→ RECORDS TO USE

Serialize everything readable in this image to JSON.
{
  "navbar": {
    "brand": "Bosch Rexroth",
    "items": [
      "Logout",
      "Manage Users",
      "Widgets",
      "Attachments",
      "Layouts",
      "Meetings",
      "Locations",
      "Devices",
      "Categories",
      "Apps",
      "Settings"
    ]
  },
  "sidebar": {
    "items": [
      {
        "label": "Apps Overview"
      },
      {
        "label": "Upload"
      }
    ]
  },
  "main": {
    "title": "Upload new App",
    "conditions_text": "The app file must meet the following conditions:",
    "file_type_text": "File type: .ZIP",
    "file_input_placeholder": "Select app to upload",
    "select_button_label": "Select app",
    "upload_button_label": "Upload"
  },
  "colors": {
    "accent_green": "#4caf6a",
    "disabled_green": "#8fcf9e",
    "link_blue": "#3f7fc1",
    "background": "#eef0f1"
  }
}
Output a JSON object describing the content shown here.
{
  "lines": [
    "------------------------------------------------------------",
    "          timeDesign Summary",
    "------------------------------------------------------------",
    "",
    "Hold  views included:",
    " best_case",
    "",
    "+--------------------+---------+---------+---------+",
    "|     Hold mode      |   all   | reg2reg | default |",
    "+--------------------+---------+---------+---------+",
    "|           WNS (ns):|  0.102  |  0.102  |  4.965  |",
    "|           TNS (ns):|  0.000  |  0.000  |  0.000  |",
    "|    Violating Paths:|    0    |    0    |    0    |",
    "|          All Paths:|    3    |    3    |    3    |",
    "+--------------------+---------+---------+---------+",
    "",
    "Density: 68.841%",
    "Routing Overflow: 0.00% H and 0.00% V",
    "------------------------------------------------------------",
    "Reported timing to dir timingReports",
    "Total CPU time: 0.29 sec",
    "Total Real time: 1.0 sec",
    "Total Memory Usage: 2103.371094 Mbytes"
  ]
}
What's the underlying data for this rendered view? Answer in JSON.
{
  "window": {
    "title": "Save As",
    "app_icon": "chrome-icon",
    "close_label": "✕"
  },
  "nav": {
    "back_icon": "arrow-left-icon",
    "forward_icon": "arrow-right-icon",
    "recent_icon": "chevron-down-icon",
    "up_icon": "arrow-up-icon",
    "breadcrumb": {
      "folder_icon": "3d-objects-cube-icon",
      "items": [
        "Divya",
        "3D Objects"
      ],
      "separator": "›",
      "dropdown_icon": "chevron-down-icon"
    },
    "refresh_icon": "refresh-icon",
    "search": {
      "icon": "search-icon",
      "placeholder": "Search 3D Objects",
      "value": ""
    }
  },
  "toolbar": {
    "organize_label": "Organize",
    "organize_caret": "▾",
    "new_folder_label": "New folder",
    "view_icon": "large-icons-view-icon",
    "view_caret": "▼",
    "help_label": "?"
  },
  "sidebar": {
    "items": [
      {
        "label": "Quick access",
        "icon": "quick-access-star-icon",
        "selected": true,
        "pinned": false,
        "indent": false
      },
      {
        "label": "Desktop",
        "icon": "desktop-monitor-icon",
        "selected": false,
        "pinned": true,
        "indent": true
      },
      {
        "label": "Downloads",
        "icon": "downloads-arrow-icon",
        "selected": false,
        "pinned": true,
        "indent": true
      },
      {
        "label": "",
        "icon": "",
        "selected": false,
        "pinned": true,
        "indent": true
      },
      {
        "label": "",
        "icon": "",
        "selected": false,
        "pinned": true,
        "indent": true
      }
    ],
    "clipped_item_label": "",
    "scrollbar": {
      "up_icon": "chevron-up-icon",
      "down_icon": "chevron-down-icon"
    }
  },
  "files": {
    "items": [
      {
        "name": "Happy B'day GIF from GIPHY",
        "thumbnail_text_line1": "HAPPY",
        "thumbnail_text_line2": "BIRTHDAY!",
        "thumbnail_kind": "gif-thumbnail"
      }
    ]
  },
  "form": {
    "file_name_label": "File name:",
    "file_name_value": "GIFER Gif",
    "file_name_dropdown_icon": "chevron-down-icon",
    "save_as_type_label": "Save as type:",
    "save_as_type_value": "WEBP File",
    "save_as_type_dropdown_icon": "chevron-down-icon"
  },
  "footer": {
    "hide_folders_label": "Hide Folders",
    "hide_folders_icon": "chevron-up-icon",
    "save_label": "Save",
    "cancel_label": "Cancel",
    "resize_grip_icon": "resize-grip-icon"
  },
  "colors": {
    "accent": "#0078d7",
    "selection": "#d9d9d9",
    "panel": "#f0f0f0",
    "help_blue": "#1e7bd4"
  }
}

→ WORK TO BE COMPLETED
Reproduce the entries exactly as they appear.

→ RESPONSE
Serialize everything readable in this image to JSON.
{
  "navbar": {
    "brand": "Bosch Rexroth",
    "items": [
      "Logout",
      "Manage Users",
      "Widgets",
      "Attachments",
      "Layouts",
      "Meetings",
      "Locations",
      "Devices",
      "Categories",
      "Apps",
      "Settings"
    ]
  },
  "sidebar": {
    "items": [
      {
        "label": "Apps Overview"
      },
      {
        "label": "Upload"
      }
    ]
  },
  "main": {
    "title": "Upload new App",
    "conditions_text": "The app file must meet the following conditions:",
    "file_type_text": "File type: .ZIP",
    "file_input_placeholder": "Select app to upload",
    "select_button_label": "Select app",
    "upload_button_label": "Upload"
  },
  "colors": {
    "accent_green": "#4caf6a",
    "disabled_green": "#8fcf9e",
    "link_blue": "#3f7fc1",
    "background": "#eef0f1"
  }
}
Output a JSON object describing the content shown here.
{
  "lines": [
    "------------------------------------------------------------",
    "          timeDesign Summary",
    "------------------------------------------------------------",
    "",
    "Hold  views included:",
    " best_case",
    "",
    "+--------------------+---------+---------+---------+",
    "|     Hold mode      |   all   | reg2reg | default |",
    "+--------------------+---------+---------+---------+",
    "|           WNS (ns):|  0.102  |  0.102  |  4.965  |",
    "|           TNS (ns):|  0.000  |  0.000  |  0.000  |",
    "|    Violating Paths:|    0    |    0    |    0    |",
    "|          All Paths:|    3    |    3    |    3    |",
    "+--------------------+---------+---------+---------+",
    "",
    "Density: 68.841%",
    "Routing Overflow: 0.00% H and 0.00% V",
    "------------------------------------------------------------",
    "Reported timing to dir timingReports",
    "Total CPU time: 0.29 sec",
    "Total Real time: 1.0 sec",
    "Total Memory Usage: 2103.371094 Mbytes"
  ]
}
What's the underlying data for this rendered view? Answer in JSON.
{
  "window": {
    "title": "Save As",
    "app_icon": "chrome-icon",
    "close_label": "✕"
  },
  "nav": {
    "back_icon": "arrow-left-icon",
    "forward_icon": "arrow-right-icon",
    "recent_icon": "chevron-down-icon",
    "up_icon": "arrow-up-icon",
    "breadcrumb": {
      "folder_icon": "3d-objects-cube-icon",
      "items": [
        "Divya",
        "3D Objects"
      ],
      "separator": "›",
      "dropdown_icon": "chevron-down-icon"
    },
    "refresh_icon": "refresh-icon",
    "search": {
      "icon": "search-icon",
      "placeholder": "Search 3D Objects",
      "value": ""
    }
  },
  "toolbar": {
    "organize_label": "Organize",
    "organize_caret": "▾",
    "new_folder_label": "New folder",
    "view_icon": "large-icons-view-icon",
    "view_caret": "▼",
    "help_label": "?"
  },
  "sidebar": {
    "items": [
      {
        "label": "Quick access",
        "icon": "quick-access-star-icon",
        "selected": true,
        "pinned": false,
        "indent": false
      },
      {
        "label": "Desktop",
        "icon": "desktop-monitor-icon",
        "selected": false,
        "pinned": true,
        "indent": true
      },
      {
        "label": "Downloads",
        "icon": "downloads-arrow-icon",
        "selected": false,
        "pinned": true,
        "indent": true
      },
      {
        "label": "",
        "icon": "",
        "selected": false,
        "pinned": true,
        "indent": true
      },
      {
        "label": "",
        "icon": "",
        "selected": false,
        "pinned": true,
        "indent": true
      }
    ],
    "clipped_item_label": "",
    "scrollbar": {
      "up_icon": "chevron-up-icon",
      "down_icon": "chevron-down-icon"
    }
  },
  "files": {
    "items": [
      {
        "name": "Happy B'day GIF from GIPHY",
        "thumbnail_text_line1": "HAPPY",
        "thumbnail_text_line2": "BIRTHDAY!",
        "thumbnail_kind": "gif-thumbnail"
      }
    ]
  },
  "form": {
    "file_name_label": "File name:",
    "file_name_value": "GIFER Gif",
    "file_name_dropdown_icon": "chevron-down-icon",
    "save_as_type_label": "Save as type:",
    "save_as_type_value": "WEBP File",
    "save_as_type_dropdown_icon": "chevron-down-icon"
  },
  "footer": {
    "hide_folders_label": "Hide Folders",
    "hide_folders_icon": "chevron-up-icon",
    "save_label": "Save",
    "cancel_label": "Cancel",
    "resize_grip_icon": "resize-grip-icon"
  },
  "colors": {
    "accent": "#0078d7",
    "selection": "#d9d9d9",
    "panel": "#f0f0f0",
    "help_blue": "#1e7bd4"
  }
}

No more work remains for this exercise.